Laser Cladding is a weld build-up process and a complementing coating technology to thermal spray. It is increasingly used instead of PTA (Plasma Transferred Arc) welding and easily outperforms conventional welding methods like TIG (Tungsten Inert Gas) for advanced weld repair applications. Due to its superior focusing ability, lasers allow power densities that are not typically possible with conventional thermal procedures. This enables to process components with minimal thermal loading and distortion. Laser cladding is particularly suitable for applications demanding a high dimensional accuracy. Additional applications include materials that are difficult to weld using conventional methods, such as high temperature-resistant nickel-based alloys in gas turbines or tungsten-carbide-filled wear-protection coatings. Typical components include turbine blades, drilling equipment, and pump components.
Lasermach Laser Cladding Process
In laser cladding, the laser beam is defocused on the workpiece with a selected spot size. The powder coating material is carried by an inert gas through a powder nozzle into the melt pool. The laser optics and powder nozzle are moved across the workpiece surface to deposit single tracks, complete layers or even high-volume build-ups.
- Perfect metallurgically bonded and fully dense coatings
- Minimal heat affected zone and low dilution between the substrate and filler material resulting in functional coatings that perform at reduced thickness, so fewer layers are applied
- Fine, homogeneous microstructure resulting from the rapid solidification rate that promotes wear resistance of carbide coatings
- Edge geometries can be coated and built up with welded deposits
- Near net-shape weld build-up requires little finishing effort
- Extended weldability of sensitive matierals like carbon-rich steels or nickel-based superalloys that are difficult or even impossible to weld using conventional welding processes
- Post-weld heat treatment is often eliminated as the small heat affected zone minimizes component stress
- Excellent process stability and reproducibility because it is numerical controlled welding process
Swing over bed：Φ850mm
Maximun workpiece length：3200mm
Maximun turning length：3100mm
Span of guideway: 435mm
Spindle bore: Φ94mm
Machine overall dimensions：6500×2000×2640mm
The principle is an accelerated application of the coating on the substrate.

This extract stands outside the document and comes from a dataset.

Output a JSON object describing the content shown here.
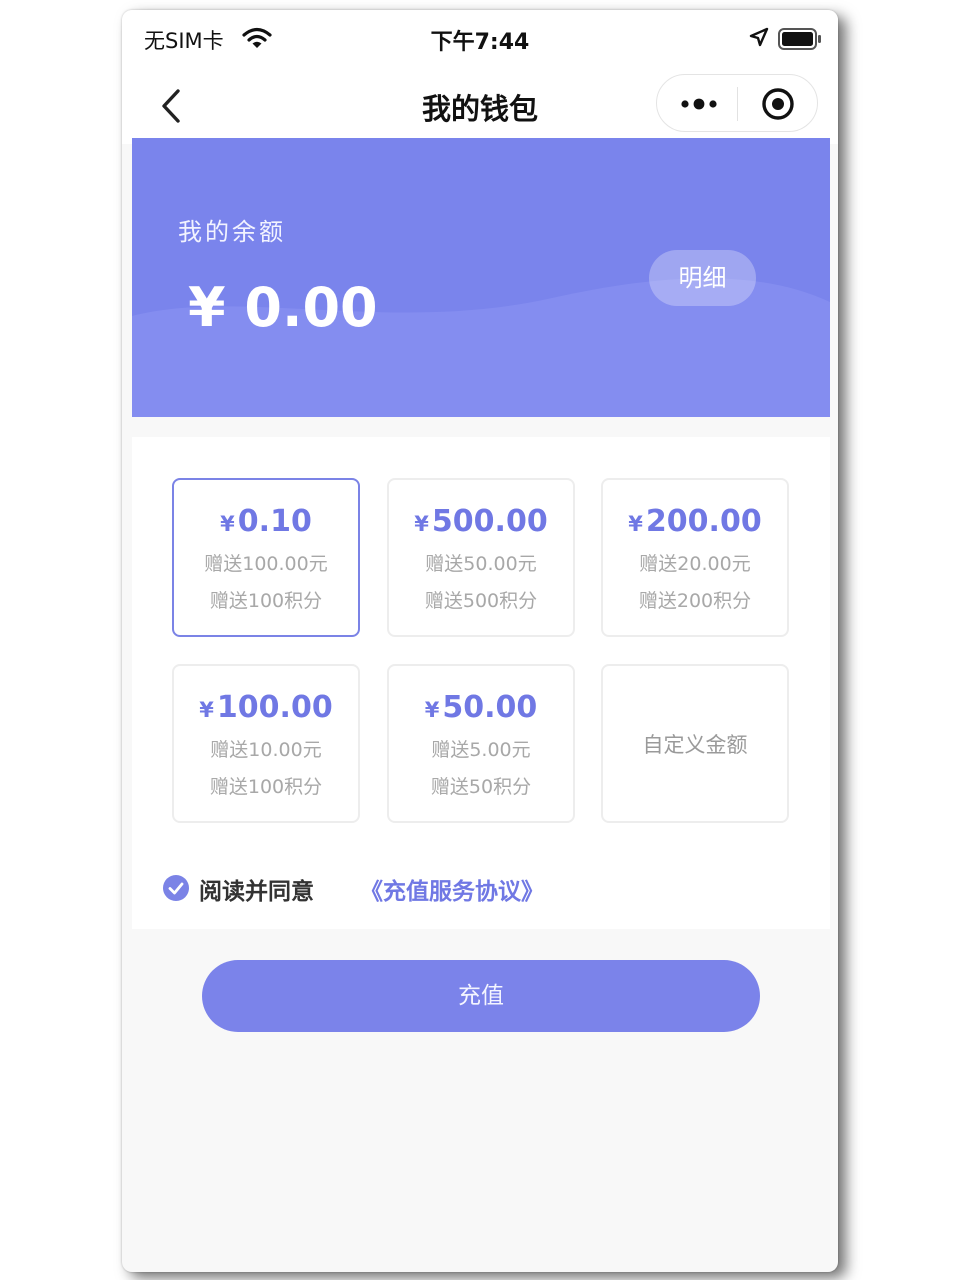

This is done by clamping the workpieces on a lathe.
The laser cladding process is a method of applying a fully dense, metallurgically bonded and virtually pure coating which can be used to increase the wear resistance, corrosion resistance or impact performance of metallic components.
In some cases, all three of the properties can be improved. The process utilises a precisely focused high power laser beam to create a weld pool into which a metallic powder is applied.

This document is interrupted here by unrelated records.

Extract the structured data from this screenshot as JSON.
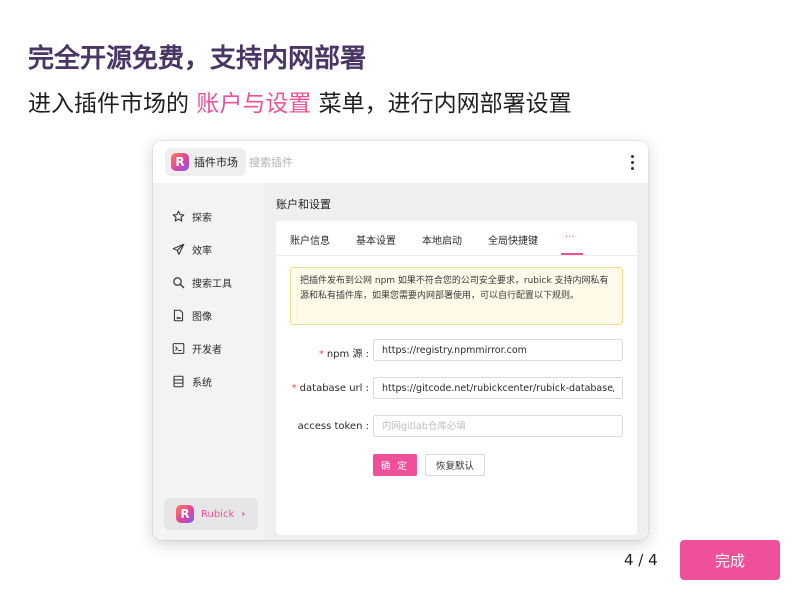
{
  "headline": "完全开源免费，支持内网部署",
  "subline": {
    "prefix": "进入插件市场的 ",
    "highlight": "账户与设置",
    "suffix": " 菜单，进行内网部署设置"
  },
  "window": {
    "app_name": "插件市场",
    "search_placeholder": "搜索插件",
    "sidebar": {
      "items": [
        {
          "label": "探索",
          "icon": "star-icon"
        },
        {
          "label": "效率",
          "icon": "send-icon"
        },
        {
          "label": "搜索工具",
          "icon": "search-icon"
        },
        {
          "label": "图像",
          "icon": "image-file-icon"
        },
        {
          "label": "开发者",
          "icon": "terminal-icon"
        },
        {
          "label": "系统",
          "icon": "system-icon"
        }
      ],
      "user": {
        "name": "Rubick",
        "chevron": "›"
      }
    },
    "content": {
      "title": "账户和设置",
      "tabs": [
        "账户信息",
        "基本设置",
        "本地启动",
        "全局快捷键",
        "···"
      ],
      "active_tab_index": 4,
      "notice": "把插件发布到公网 npm 如果不符合您的公司安全要求，rubick 支持内网私有源和私有插件库，如果您需要内网部署使用，可以自行配置以下规则。",
      "form": {
        "npm": {
          "label": "npm 源 :",
          "required": true,
          "value": "https://registry.npmmirror.com"
        },
        "database": {
          "label": "database url :",
          "required": true,
          "value": "https://gitcode.net/rubickcenter/rubick-database/-/raw"
        },
        "token": {
          "label": "access token :",
          "required": false,
          "value": "",
          "placeholder": "内网gitlab仓库必填"
        },
        "confirm_label": "确 定",
        "reset_label": "恢复默认"
      }
    }
  },
  "pager": "4 / 4",
  "done_label": "完成",
  "colors": {
    "accent": "#f0509a",
    "headline": "#4a3566",
    "notice_bg": "#fffbe8",
    "notice_border": "#f5dc8f"
  }
}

The powder, which is carried by a stream of inert shielding gas, is blown co-axially through the laser beam. The highly accurate nature of the laser beam allows fully dense cladding with minimal dilution (<5%), yet with a perfect metallurgical bond.
The Metallisation laser cladding system offers control and integration of the entire cladding process. The system offers control of the process gases, cooling system, laser, powder feed and automation interface safely via an intuitive, touch-screen interface.
Continuous caster rolls are used in the steel industry to cast continuous solid forms from liquid steel. The rolls are exposed to thermal fatigue, high temperatures, bending stresses, corrosion oxidation and abrasion.
The standard method of protecting caster rolls is by submerged arc welding with a 400 series stainless steel, which can suffer heat affected zone cracking between weld runs. Laser cladding the caster rolls is a cost effective method of applying a thin layer of a high performance alloy, in this case nickel based super alloys, to improve wear and corrosion resistance.
Laser cladding is a process that falls into the range of hard-facing solutions, which can be used to increase corrosion resistance, wear resistance or impact performance of metallic components, using a method of applying a fully dense, metallurgically bonded and virtually pure coating. Rolls that have been laser clad have been proven to last up to five times longer than the standard submerged arc welded rolls.
The production and processing of steel subjects mill components to combinations of enormous load, high temperature, corrosion, and abrasion. This has the potential to cause many problems throughout the processing line. Modern steel mills have recognized the importance of working with coated rollers. Thermal sprayed components are designed to permit steel to be processed more rapidly and efficiently.
Typical Laser clad components in the steel industry:
- Hot Mill
- Runout table Rolls
- Looper Rolls
- Wrapper Rolls
- Stabilization rods
- Roller bearing seats
- Roller seal rings
- Seal seats
- Rolling Bearing Chocks
- Wear plate surface seats
- Cold Mill
- Bridle Rolls
- Deflector Rolls
- Tensiometer Rolls
- Finishing Lines
- Deflector Rolls
- Flattening Rolls
- Tower Rolls
- Accumulator Rolls
- Pinch Rolls
- Furnace Rolls
- Leveler Rolls
- Downcoiler Rolls
- Pick-up rolls
- Furnace Rolls
- Pickling bath rolls